[Items from an interface collection]
* * * *

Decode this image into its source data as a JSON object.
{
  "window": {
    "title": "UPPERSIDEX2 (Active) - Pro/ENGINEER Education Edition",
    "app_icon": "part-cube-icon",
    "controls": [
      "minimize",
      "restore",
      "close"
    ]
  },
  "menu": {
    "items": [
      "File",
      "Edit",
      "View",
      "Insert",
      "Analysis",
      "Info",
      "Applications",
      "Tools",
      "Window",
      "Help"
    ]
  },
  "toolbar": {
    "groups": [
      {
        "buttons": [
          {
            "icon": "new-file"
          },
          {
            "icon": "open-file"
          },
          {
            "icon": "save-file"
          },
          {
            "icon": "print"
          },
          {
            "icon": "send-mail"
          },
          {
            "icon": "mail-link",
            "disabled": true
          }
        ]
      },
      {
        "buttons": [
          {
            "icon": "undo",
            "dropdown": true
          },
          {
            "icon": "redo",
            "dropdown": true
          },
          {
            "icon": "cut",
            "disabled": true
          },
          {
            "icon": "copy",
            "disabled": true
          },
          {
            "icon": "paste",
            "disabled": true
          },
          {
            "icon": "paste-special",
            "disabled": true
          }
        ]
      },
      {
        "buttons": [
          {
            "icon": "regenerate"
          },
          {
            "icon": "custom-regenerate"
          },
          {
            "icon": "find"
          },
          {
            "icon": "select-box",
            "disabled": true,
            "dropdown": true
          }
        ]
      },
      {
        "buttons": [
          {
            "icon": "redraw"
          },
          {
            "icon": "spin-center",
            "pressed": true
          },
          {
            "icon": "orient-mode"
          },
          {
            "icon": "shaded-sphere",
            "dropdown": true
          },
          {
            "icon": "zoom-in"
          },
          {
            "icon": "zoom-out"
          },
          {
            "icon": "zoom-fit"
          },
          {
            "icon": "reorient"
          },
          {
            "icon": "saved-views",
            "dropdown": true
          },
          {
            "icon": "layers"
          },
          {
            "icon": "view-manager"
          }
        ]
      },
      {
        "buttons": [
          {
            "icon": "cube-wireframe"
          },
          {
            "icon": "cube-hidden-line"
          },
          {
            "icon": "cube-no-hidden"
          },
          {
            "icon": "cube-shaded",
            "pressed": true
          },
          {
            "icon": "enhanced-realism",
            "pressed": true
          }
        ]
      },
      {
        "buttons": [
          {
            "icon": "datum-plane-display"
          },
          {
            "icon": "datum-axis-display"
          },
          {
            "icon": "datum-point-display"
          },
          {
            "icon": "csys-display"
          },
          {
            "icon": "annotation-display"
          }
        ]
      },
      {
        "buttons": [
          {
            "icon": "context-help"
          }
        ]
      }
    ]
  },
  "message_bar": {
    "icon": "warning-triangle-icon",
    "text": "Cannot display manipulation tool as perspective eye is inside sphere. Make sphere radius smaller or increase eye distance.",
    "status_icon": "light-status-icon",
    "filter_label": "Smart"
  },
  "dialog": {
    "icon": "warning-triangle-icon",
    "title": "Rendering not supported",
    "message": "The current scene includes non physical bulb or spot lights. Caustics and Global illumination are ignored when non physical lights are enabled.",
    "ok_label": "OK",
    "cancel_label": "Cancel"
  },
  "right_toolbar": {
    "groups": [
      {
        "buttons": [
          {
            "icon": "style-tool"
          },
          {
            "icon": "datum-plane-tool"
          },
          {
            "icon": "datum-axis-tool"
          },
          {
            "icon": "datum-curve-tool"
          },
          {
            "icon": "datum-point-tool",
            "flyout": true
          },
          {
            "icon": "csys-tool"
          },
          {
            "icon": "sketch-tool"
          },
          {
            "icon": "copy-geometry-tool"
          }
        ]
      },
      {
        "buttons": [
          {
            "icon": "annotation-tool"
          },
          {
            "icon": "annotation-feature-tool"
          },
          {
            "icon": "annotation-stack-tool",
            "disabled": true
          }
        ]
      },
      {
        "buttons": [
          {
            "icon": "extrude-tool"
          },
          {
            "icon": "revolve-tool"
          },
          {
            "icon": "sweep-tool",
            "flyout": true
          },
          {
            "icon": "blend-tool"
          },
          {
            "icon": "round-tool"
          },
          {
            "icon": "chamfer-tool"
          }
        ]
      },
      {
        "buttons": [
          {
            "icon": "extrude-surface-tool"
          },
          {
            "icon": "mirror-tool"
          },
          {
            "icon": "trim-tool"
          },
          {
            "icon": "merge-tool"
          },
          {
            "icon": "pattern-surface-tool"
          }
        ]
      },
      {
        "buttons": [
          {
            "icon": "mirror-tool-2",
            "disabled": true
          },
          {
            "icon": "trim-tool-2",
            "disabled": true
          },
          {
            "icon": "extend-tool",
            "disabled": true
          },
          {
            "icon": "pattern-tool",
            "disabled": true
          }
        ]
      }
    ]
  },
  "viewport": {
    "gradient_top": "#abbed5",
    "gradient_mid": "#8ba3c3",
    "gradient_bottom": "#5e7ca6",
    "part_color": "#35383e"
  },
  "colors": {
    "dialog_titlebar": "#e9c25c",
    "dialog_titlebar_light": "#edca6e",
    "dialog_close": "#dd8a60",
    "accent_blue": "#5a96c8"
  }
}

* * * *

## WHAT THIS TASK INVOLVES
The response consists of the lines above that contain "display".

## OUTPUT
            "icon": "datum-plane-display"
            "icon": "datum-axis-display"
            "icon": "datum-point-display"
            "icon": "csys-display"
            "icon": "annotation-display"
    "text": "Cannot display manipulation tool as perspective eye is inside sphere. Make sphere radius smaller or increase eye distance.",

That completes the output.